Adding fuel to the fire
By the refusal of the majority of its politicians and economists to take any notice of this phenomenon, let alone taking measures to eliminate it, Germany has dramatically increased the uncertainty in those nations that have lost ground with regard to competitiveness, which has contributed to an increase in TARGET balances. And this does not only apply to politicians. The Bundesbank, which is part of the euro system and seems to be trying to smooth the waves in the German public, is itself adding fuel to the fire.
At the end of the article linked above the Bundesbank claims:
“The Bundesbank assumes that the euro system will continue to exist in its present form. The subject of a country leaving is purely hypothetical. In general, TARGET2 balances are a symptom, the causes for their development lie outside of TARGET2.
Such measures include in particular the reduction of public debt, structural reforms and a strengthening of confidence in the solvency and resilience of banks. In the medium to long term – to some extent as a side effect – they should then contribute to a reduction in TARGET2 balances by increasing confidence in economic policy in the euro area”.
The first paragraph is correct, but the second is fundamentally wrong. It is not unilateral national measures – such as the reduction of public debt or the meaningless “structural reforms” – that can solve the underlying problem; it is always measures on both sides of imbalances. In Germany this means a clear renunciation of competitiveness (i.e. real appreciation) in favour of those countries which have had to devalue in real terms because they have previously appreciated in real terms.

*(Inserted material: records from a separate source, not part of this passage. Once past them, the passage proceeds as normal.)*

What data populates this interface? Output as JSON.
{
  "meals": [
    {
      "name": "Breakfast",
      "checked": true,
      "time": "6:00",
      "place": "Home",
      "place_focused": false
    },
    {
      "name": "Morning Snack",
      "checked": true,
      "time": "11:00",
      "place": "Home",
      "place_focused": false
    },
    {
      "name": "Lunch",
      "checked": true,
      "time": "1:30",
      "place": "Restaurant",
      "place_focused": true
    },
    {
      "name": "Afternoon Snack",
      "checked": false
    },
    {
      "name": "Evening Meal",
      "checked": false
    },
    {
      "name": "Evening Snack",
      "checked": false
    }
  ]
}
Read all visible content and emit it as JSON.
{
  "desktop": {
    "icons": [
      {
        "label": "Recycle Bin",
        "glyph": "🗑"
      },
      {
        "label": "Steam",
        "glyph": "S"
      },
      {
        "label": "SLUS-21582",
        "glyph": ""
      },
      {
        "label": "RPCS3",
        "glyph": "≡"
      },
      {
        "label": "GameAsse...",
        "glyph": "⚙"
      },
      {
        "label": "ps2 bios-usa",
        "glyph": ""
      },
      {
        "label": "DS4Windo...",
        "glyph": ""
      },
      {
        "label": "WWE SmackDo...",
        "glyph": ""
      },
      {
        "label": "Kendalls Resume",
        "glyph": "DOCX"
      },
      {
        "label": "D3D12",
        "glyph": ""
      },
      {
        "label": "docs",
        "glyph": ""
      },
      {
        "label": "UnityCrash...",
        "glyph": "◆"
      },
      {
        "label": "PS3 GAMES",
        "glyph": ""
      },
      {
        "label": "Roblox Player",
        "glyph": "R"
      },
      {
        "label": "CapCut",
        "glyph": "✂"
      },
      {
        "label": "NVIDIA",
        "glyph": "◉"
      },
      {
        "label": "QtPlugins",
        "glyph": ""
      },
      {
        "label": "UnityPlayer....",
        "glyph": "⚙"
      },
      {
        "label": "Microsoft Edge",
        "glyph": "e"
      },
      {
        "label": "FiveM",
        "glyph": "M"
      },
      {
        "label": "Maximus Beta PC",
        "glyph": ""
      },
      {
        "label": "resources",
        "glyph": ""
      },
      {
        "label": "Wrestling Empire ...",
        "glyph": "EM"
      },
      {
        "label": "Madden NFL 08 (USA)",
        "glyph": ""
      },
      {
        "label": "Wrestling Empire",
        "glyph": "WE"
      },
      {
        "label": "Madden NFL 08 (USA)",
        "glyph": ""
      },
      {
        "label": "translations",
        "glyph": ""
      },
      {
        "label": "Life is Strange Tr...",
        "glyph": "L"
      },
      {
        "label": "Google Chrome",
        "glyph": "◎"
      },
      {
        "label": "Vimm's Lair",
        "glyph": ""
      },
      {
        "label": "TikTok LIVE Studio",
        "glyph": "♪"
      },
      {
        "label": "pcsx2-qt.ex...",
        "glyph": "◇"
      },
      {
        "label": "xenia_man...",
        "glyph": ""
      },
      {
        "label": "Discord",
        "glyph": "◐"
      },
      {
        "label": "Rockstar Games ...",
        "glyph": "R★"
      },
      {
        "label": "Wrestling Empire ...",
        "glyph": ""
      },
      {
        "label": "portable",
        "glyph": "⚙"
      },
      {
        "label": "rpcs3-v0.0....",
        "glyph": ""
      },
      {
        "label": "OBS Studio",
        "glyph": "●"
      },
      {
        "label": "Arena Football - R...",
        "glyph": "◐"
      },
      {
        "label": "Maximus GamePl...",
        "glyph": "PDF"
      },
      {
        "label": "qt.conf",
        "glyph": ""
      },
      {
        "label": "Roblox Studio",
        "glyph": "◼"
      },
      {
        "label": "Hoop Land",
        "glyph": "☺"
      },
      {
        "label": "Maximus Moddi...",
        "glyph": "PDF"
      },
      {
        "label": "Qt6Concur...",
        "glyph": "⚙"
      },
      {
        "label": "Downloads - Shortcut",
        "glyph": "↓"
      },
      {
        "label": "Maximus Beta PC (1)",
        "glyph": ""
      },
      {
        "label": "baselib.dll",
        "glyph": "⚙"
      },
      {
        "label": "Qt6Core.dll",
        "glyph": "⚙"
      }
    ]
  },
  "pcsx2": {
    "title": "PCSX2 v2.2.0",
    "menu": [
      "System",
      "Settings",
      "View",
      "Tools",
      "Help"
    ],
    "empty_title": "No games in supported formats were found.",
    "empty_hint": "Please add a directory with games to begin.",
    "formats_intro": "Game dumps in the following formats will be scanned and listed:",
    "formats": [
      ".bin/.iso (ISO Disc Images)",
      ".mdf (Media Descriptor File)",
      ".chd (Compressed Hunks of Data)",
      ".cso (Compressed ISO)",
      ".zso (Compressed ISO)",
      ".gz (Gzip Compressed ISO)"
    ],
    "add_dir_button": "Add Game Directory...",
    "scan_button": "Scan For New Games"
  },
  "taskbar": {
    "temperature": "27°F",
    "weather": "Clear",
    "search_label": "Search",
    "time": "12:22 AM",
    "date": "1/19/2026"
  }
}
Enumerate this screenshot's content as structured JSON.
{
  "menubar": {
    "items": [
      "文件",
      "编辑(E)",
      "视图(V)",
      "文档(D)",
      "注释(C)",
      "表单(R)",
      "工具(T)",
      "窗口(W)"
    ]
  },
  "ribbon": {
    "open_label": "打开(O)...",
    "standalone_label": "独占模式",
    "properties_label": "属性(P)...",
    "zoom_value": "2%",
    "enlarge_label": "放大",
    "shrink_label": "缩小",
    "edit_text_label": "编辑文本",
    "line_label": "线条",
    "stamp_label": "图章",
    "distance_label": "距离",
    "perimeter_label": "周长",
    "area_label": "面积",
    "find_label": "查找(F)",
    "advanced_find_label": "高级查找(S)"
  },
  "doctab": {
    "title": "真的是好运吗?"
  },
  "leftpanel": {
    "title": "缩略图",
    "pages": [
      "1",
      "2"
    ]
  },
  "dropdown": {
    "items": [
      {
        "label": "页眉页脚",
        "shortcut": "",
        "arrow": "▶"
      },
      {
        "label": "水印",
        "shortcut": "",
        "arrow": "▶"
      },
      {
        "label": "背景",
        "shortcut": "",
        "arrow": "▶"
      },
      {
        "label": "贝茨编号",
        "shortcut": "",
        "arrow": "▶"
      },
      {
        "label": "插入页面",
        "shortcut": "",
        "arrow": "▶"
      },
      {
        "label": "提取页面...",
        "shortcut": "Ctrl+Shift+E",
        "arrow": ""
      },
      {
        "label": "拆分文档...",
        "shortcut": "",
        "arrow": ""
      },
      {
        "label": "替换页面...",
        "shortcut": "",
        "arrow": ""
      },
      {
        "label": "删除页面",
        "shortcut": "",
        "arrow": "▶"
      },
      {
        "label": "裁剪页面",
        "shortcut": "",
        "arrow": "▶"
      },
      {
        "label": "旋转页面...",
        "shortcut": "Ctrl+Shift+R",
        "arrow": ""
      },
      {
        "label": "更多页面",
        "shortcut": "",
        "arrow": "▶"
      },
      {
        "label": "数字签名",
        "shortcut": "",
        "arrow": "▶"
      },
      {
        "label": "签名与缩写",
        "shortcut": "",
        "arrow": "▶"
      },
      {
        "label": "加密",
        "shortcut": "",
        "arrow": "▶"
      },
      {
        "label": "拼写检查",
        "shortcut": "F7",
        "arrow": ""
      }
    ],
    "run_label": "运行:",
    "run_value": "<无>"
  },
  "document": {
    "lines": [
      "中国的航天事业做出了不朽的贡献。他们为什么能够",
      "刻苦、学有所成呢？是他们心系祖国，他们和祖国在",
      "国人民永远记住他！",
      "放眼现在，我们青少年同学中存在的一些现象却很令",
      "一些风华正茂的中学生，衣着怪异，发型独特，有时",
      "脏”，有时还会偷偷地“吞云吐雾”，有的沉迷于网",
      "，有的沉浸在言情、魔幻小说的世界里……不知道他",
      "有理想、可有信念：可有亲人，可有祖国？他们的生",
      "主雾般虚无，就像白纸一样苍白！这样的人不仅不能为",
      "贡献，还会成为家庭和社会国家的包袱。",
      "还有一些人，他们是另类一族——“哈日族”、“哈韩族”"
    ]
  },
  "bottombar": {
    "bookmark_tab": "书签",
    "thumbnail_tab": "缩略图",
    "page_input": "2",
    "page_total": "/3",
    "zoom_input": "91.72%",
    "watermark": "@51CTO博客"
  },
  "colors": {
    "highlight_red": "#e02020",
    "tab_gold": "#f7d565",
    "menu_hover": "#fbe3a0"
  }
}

Those who do not talk about the divergences that have arisen and name the culprits (again on both sides) play into the hands of those who, with their rarefied discussions about TARGET – unintelligible to the layman – reinforce prejudices against other countries, divert attention from their own mistakes and ultimately destroy every possibility of European cooperation.